The Empire strikes back

7 Jun

About a week ago, I read this article portraying gay and lesbian activists in Syria. I admired the courage to share one’s thoughts openly, to not hide behind pseudonyms, nevermind the fact that homosexuality is a crime in Syria. I was hoping these guys wouldn’t get in trouble with a regime that, during the past week, unleashed various measures of fighting back public insurgence. The ruling forces continue to use tactics such as cracking down protests, cutting off and then resuming Internet access, possibly staging incidents and using state media to disseminate their own version of the truth (this list probably goes on endlessly).

Said article and various others on the gay and lesbian scene had presented a young woman blogging openly on her life as a gay Syrian and on the current political events. Needless to say, one was left wondering whether her openness might make Amina Arraf an easy target for authorities at some point, especially since the regime seems to resort to taking every possible step to reinforce its prevalence. The fact that Amina is half American does not make the situation less worrisome.

This morning, I read on Global Voices that Amina Arraf has dissappeared, that her family does not know her whereabouts and that they’re worried she has been seized by authorities. Her cousin posted the news on Amina’s blog, and she will probably continue to update it with news on Amina.

This might come off a bit cheesy and unprofessional, but I really hope the hard-pressed regime does not immolate this young woman as a demonstration of power.

Yay, there’s a new Social Networking Site around!

6 Jun

… Only this one is Arabic.

In an interview with the National, AreebaAreeba’s founder Ayman Irshaid explains his thoughts behind the project, which was to create an online community not mainly for students, but for the entire Arab World and for Arab expats all over the world staying in touch with people at home. From the look of it,  AreebaAreeba aims at becoming the Arabic equivalent to business networking sites such as xing. But according to Irshaid, this year’s uprises saw a spike in network groups relating to the current political events in the Arab world. In this sense, AreebaAreeba seems to be somewhat of a mix of business and private networking tool.
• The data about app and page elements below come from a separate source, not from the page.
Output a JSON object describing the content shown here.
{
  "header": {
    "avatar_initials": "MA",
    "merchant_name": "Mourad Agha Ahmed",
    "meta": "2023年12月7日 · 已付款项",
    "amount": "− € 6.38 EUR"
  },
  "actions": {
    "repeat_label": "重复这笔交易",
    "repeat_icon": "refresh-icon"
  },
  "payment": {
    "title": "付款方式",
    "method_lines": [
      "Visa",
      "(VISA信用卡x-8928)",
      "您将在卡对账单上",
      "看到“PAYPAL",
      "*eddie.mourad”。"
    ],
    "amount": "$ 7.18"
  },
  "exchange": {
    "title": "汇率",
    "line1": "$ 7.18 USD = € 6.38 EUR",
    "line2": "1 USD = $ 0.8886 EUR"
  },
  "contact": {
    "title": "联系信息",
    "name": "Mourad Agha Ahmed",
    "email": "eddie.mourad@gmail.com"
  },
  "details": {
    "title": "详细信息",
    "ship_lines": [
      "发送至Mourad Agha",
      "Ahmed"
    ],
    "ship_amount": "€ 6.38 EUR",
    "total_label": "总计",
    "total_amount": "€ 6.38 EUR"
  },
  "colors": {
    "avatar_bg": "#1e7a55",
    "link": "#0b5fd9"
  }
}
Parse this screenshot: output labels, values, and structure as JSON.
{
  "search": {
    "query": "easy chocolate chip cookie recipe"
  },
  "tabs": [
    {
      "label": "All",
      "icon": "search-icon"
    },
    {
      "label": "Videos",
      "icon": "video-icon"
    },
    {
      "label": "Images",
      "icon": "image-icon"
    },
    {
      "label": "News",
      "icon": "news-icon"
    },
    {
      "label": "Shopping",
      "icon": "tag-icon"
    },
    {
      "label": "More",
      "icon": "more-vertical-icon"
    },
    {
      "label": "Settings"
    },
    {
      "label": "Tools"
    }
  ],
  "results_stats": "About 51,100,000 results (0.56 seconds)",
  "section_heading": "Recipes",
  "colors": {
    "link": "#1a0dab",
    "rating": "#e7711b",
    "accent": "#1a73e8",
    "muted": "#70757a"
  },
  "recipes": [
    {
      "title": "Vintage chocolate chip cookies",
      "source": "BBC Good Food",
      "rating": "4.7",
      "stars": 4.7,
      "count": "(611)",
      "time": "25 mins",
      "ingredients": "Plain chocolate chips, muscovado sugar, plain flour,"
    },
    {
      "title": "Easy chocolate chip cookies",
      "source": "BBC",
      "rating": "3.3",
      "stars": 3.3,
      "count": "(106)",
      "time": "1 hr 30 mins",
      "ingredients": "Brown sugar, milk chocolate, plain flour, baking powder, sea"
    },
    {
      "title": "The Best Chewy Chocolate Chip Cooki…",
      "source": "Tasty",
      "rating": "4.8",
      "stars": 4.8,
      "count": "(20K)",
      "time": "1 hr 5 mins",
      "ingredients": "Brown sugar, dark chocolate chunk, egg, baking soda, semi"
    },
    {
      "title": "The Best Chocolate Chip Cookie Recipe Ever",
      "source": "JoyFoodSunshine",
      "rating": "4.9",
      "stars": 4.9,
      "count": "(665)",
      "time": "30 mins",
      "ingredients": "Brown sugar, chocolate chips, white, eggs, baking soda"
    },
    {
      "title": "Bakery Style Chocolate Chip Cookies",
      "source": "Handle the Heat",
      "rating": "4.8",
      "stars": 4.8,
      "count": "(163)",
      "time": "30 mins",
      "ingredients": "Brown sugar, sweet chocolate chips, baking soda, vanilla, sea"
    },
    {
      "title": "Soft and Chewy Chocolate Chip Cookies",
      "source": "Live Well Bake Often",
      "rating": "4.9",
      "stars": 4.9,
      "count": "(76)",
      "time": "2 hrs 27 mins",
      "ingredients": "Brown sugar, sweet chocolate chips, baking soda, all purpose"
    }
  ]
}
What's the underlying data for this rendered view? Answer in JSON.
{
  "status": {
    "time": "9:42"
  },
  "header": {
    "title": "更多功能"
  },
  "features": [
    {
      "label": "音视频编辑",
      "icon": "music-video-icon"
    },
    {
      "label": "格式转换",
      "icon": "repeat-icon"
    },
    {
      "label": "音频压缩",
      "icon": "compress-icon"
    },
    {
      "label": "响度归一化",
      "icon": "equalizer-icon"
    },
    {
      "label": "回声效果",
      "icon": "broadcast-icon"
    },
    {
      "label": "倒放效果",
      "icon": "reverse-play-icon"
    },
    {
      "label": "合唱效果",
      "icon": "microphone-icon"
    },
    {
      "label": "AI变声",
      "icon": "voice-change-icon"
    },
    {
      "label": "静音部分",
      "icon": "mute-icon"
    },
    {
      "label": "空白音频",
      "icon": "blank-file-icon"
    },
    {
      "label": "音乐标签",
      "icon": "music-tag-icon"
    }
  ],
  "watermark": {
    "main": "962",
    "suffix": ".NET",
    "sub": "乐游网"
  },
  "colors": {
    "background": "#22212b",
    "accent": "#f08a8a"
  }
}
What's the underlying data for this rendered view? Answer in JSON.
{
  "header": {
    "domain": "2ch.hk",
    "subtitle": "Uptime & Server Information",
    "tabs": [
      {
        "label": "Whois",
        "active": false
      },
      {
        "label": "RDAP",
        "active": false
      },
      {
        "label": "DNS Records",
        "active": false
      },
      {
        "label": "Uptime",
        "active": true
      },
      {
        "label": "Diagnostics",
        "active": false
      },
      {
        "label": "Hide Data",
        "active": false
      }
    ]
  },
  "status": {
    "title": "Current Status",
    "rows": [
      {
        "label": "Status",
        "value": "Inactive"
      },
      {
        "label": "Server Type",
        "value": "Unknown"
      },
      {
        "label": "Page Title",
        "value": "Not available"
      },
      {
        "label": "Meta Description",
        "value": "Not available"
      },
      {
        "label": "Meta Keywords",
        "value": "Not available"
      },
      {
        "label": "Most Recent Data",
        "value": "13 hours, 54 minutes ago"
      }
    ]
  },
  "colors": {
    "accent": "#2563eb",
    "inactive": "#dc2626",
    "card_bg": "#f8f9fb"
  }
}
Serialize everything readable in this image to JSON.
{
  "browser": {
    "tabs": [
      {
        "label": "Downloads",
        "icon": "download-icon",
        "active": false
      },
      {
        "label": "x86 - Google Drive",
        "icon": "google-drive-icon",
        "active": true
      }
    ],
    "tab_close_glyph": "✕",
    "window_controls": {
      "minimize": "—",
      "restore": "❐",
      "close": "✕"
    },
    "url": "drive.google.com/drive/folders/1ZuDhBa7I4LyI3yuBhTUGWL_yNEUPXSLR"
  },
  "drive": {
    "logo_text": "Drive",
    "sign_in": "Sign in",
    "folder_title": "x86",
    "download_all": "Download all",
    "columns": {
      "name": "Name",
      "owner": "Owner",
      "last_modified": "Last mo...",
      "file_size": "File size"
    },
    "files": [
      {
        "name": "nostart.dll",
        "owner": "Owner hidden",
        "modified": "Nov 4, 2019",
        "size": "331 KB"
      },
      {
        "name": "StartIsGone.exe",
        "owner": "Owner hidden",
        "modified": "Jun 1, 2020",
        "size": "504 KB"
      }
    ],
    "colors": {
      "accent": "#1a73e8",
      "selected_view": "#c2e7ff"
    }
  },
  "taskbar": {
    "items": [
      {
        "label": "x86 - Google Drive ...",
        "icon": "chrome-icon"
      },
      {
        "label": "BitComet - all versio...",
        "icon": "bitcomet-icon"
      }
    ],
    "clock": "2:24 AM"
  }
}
The most interesting aspect is that the site’s in Arabic. Surely, AreebaAreeba is “yet another online community”, but with Arabic as its main language, the network site will be interesting to observe in regional competition to the market leaders Facebook and Linkedin. Some users might be tempted to join AreebaAreeba because this community  makes them feel more accommodated or “at home”. And while an astonishingly large number of Arabs has excellent command of English, there are of course millions of Arabs with very little or no knowledge of English whatsoever. Those might so far have been hesitant to join the mainly anglophone Facebook, MySpace and so on. I’m guessing that those are a perfect target group for AreebaAreeba.

Society changes and Israeli-Palestinian peace

3 Jun

Over on Foreign Affairs, Daniel Levy published a very interesting article on the changes in Israel’s demographics within the past decade.

For one, it is interesting because in media and public debates over here, I often notice a tendency to assume that the Israeli population is of a certain homogeneity regarding social and ethnic backgrounds, religious groups, political opinions, interests, etc. So for those interested in a more nuanced idea of Israeli people than the local media will provide, this article might be a helpful start.

Furthermore, more than just elaborating on current Israeli demographics and society, Daniel Levy focuses on the demographic changes and developments in Israel within the past 15 years, which is quite interesting. Using prime minister Bibi Netanyahu as a frame plot, Levy draws some conclusions on how these demographic changes affect and challenge the peace process.

Same Netanyahu, Different Israel on Foreign Affairs.